It’s hard to compete against breakfast. We should know! I mean, this show is broadcast live during weekend brunch. And it is especially tough when that breakfast is being enjoyed by one of the most powerful men in the country–and you’re trying to get him to put down the salt shaker and pay attention to your serious concerns about immigration policy.
But breakfast was no match for 13-year-old Carmen Lima and 16-year-old Jennifer Martinez.
At 7 a.m. Wednesday morning, these two young women approached House Speaker John Boehner at his favorite breakfast spot on Capitol Hill to urge him to act on immigration reform. Both of the girls are the children of undocumented immigrants, and told the Speaker in their appeal why for them, this policy is personal.

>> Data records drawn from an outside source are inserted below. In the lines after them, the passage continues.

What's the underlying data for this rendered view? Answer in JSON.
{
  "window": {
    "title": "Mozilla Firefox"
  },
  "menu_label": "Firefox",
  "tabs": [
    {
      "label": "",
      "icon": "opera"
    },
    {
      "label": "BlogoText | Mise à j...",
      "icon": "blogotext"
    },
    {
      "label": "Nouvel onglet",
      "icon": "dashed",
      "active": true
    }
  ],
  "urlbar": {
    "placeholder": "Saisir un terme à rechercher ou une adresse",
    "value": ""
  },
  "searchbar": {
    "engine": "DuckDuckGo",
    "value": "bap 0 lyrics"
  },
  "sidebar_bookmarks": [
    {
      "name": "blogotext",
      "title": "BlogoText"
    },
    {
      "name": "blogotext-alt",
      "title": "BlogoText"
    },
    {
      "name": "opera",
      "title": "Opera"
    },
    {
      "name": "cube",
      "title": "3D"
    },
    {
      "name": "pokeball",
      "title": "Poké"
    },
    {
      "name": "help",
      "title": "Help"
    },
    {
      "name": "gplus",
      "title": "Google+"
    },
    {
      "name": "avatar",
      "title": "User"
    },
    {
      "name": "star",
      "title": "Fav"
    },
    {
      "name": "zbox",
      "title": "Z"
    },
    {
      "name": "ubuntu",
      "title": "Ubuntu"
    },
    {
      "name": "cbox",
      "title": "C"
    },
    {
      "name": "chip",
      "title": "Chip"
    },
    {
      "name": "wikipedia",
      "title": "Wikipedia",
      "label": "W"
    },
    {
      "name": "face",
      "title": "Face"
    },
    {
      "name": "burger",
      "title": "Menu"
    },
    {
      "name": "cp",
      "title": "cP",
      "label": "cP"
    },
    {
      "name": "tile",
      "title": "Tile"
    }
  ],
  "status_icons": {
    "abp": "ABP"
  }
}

Carmen: “So how would you feel if you had to tell your kids at the age of ten that you were never coming home?”
Boehner: “That wouldn’t be good.”
Boehner: “That wouldn’t be good.”
Carmen: “I know. So, that’s what happened to me. I thought I was never going to see my dad again… And I cried so hard when my mom told me that, at the age of ten.”
Now, let’s be honest. When it comes to belief in wish fulfillment, most Americans think asking Congress for what they want will be about as effective as asking Santa Claus. Which is why I am encouraged by these two young women and their extraordinary faith in democracy.
So this week, my letter goes out to them.
Dear Carmen Lima and Jennifer Martinez:
It’s me, Melissa, and the first thing I’d like to say to you is: I’m sorry.
I’m sorry that when you asked the Speaker what he’d do about immigration reform, he told you this:
Boehner: “Well, I’m trying to find some way to get this thing done.”
Carmen: “So we can count on your vote for immigration reform?”
Boehner: “I will try to find a way to move the bill forward. Thanks.”
But just three hours later, when asked what the House was going to do about the Senate’s bipartisan immigration bill, he told the rest of America this:
“We have no intention of ever going into conference on the Senate bill.”
I know hearing that has got to make you feel a little disappointed right now. But the second thing I want to say to you is, don’t be discouraged by your disappointment. Because although this may be a setback, this is not a defeat. Every U.S. policy reform that has advanced the cause of equality was won after unyielding effort and endurance in the face of obstacles by those who fought for the change.
And the fight to push America forward on immigration is going to be no different. To fortify yourselves for that effort, I want you to hold onto that faith in the legislative process that motivated your conversation with Speaker Boehner.
Because with Congress’ approval rating the lowest it’s ever been, that faith is a quality that’s in short supply in the American electorate. Even I am having a crisis of faith in the system these days.
But our democracy does not work without it. Our democracy does not work without you.
The political process cannot move forward without Americans like you who, despite their disappointments, remain willing to be part of it, who continue to hold our lawmakers accountable and demand that they do the job of advancing policy–like immigration reform–which a majority of Americansare calling for them to enact.
I want you to recognize that John Boehner was not the only leader in that restaurant on Wednesday. Because you set an example that he and our Congress would be wise to follow: you showed how debate and disagreement can be a bridge instead of a barrier.
So at this moment, I want to urge you not to stop pushing. And maybe, when you’re old enough, to think about running. Because the one thing government needs more than people like you to believe in it is people like you to be a part of it. So that one day, instead of petitioning the power of a man hungry for his breakfast, you can wield that power yourselves to make a difference for those who are hungry for change.
In the meantime, keep up the good work! Because thanks to you, the struggle will, in fact, not stop. It will indeed continue.